FRAYER: William Chislett is a British author and researcher at the Elcano Royal Institute in Madrid. He says the princess' husband, Urdangarin, is now accused of embezzling $8 million dollars from a sports foundation he ran. Their luxury home was seized. The princess left Spain for a job in Geneva. As for her handsome duke, Chislett says...
CHISLETT: He is persona non grata in the royal palace. I mean, I think actually that's pretty much official. They would not want to be photographed with him. I'm not quite sure what's going to happen to the Infanta. She can hardly be airbrushed out of photographs.
FRAYER: Though that's the exact plot line of a recent comedy sketch on Spanish TV.
(SOUNDBITE OF TV SHOW, "POLONIA")
UNIDENTIFIED MAN: (Singing in foreign language)
FRAYER: On the Spanish satirical show "Polonia," a fairy godmother drag queen waves a magic wand and turns Urdangarin into a rat and Cristina into a pauper, and then airbrushes the princess out of royal family photos. Such satire was unheard of in Spain until recently, says Hugh O'Donnell, a Scot who wrote a book about the Spanish royals.

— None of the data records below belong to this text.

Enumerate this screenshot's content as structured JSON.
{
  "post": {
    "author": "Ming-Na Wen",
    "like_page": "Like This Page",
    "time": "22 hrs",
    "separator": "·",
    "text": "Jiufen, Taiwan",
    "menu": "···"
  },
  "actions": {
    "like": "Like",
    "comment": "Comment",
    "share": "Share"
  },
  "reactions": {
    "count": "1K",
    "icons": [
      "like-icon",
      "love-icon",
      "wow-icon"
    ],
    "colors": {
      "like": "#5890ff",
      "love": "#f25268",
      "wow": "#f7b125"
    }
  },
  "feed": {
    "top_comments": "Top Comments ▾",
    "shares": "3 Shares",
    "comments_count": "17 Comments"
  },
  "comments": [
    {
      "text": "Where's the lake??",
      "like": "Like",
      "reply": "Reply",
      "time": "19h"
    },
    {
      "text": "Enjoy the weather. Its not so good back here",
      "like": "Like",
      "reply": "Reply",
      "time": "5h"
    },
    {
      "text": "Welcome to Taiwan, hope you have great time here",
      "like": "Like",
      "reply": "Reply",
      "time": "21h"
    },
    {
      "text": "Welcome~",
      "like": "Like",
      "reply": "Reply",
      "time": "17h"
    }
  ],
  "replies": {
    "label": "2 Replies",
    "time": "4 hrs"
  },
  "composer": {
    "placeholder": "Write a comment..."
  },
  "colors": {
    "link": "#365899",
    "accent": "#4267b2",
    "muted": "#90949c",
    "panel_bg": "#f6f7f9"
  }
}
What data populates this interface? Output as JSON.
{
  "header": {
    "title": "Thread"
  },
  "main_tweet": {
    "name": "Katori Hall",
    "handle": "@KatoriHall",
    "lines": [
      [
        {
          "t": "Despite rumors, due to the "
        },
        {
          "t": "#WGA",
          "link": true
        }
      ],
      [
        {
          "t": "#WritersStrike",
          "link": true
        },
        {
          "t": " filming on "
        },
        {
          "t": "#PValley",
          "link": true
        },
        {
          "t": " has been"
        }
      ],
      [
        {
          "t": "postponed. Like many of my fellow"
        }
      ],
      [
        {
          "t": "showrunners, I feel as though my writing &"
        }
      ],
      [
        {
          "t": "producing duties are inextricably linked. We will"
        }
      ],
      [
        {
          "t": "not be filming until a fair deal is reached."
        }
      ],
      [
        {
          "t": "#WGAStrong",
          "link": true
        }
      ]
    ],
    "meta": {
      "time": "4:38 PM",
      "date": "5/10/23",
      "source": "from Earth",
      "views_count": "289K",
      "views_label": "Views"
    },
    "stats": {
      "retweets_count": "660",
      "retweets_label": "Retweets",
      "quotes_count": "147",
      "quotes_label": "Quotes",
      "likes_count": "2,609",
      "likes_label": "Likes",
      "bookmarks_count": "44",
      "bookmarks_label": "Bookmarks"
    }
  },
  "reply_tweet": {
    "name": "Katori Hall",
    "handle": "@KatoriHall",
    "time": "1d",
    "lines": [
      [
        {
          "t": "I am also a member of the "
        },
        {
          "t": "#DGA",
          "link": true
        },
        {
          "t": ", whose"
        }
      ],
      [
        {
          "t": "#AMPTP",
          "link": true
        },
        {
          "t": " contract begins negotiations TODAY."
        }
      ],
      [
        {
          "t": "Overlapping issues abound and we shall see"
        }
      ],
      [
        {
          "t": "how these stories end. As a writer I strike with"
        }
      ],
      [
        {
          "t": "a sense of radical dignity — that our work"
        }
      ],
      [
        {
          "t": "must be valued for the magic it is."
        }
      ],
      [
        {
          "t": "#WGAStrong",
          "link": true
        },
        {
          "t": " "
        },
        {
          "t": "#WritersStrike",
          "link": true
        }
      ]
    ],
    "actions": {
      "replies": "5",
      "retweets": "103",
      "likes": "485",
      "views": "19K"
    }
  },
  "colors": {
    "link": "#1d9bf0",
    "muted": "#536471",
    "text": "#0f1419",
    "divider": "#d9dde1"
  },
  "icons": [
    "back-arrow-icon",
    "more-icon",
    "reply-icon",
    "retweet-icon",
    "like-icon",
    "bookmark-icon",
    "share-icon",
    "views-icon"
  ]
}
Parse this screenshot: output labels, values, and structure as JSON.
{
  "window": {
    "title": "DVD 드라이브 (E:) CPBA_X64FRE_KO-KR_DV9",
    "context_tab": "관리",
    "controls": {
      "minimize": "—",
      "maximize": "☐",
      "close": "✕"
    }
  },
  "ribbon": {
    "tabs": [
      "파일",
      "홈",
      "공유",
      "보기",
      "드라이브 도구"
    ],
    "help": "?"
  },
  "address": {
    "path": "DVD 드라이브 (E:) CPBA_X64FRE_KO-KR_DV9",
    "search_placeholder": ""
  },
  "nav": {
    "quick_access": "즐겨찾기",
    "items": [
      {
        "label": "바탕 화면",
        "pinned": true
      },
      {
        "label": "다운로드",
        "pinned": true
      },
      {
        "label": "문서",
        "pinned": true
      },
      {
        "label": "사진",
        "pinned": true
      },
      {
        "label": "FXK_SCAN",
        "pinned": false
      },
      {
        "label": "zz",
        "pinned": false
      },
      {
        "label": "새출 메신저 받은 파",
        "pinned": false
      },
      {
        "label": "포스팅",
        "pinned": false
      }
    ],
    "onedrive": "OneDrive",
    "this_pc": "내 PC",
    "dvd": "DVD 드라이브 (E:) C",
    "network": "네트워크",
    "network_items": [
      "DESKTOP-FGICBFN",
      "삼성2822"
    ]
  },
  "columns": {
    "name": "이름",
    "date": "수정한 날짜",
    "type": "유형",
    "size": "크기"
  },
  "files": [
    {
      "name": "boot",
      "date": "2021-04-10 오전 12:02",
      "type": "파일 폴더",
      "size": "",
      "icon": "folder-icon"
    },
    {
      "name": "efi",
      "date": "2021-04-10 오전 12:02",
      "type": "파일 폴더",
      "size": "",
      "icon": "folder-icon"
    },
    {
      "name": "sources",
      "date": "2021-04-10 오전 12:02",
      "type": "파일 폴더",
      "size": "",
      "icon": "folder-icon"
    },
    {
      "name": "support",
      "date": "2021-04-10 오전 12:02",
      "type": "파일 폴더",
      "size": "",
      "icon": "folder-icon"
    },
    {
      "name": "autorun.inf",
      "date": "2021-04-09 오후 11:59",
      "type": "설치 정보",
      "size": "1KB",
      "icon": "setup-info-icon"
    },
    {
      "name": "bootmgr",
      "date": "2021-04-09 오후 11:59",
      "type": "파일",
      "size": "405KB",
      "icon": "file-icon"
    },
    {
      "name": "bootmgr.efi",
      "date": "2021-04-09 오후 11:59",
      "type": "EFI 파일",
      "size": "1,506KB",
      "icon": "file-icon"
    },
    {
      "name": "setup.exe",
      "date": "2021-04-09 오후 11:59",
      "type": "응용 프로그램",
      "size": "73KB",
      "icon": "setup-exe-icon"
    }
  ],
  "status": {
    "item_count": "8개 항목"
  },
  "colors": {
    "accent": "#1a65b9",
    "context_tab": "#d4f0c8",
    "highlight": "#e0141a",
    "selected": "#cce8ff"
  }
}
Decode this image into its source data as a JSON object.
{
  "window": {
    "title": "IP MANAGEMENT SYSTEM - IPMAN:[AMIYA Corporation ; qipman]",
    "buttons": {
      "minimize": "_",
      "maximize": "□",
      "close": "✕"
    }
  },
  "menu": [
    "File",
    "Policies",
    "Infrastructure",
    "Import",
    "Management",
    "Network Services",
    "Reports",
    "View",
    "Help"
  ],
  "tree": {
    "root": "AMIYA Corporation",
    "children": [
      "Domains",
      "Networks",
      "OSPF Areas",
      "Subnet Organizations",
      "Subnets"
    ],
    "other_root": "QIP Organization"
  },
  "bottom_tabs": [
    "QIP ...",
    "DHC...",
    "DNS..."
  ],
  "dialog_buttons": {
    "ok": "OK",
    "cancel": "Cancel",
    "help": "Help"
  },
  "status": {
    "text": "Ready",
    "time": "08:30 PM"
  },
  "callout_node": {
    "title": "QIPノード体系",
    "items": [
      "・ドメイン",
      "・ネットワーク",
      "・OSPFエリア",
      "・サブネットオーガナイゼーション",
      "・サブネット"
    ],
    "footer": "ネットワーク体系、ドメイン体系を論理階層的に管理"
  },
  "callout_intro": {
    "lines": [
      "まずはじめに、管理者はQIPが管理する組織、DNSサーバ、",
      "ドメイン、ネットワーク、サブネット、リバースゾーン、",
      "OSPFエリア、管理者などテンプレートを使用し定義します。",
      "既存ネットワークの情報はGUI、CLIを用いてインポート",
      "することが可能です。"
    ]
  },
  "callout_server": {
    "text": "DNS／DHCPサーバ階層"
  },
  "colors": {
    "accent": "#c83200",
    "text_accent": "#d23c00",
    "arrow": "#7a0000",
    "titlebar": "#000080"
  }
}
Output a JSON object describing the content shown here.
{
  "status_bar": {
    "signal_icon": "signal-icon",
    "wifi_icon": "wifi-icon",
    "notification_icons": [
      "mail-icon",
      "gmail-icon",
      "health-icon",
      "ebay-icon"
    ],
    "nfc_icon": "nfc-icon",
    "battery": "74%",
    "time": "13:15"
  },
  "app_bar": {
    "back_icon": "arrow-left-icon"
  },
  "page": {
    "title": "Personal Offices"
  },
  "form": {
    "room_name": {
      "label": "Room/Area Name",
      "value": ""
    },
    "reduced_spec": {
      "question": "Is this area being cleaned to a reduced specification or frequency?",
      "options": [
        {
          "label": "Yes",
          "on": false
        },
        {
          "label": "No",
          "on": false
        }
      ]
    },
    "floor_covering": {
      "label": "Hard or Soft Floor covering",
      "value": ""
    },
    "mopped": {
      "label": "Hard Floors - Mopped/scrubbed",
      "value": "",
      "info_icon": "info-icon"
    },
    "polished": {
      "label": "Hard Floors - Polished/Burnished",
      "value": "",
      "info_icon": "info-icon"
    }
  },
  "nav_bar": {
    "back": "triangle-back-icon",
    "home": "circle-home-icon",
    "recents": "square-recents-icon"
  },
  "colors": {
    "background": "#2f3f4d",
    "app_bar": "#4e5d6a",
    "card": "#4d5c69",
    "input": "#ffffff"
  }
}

HUGH O'DONNELL: I mean, I remember when it would have been really unthinkable to publish a cartoon in Spain that kind of ridiculed the monarchy in any way. So as that deference fades away, figures in the monarchy become much more obvious targets for criticism, for satire.
FRAYER: And for prosecution, from which only the king has immunity. The princess appears in court this weekend. Judges plan to grill her on what role she played in her husband's business. Prosecutors allege the duke embezzled money through shell companies, at least one of which was partially owned by the princess, says Carlos Cruzado, head of the Spanish tax inspectors' union.
CARLOS CRUZADO: (Through Translator) The central question is her participation in a company called Aizoon, which tax documents show was 50 percent owned by the princess herself. With that ownership comes responsibility for any of the crimes the company may have committed.
FRAYER: If charged, the princess and her husband could face up to six years in prison. All this imperils the Spanish royal family at a time of national crisis over the economy and the 76-year-old king's ailing health. This week, the Royal Palace took another pay cut. The king, like all Spanish civil servants, has had his salary frozen for a third straight year. His daughter, Princess Cristina, has been cut from the budget altogether. For NPR News, I'm Lauren Frayer in Madrid. Transcript provided by NPR, Copyright NPR.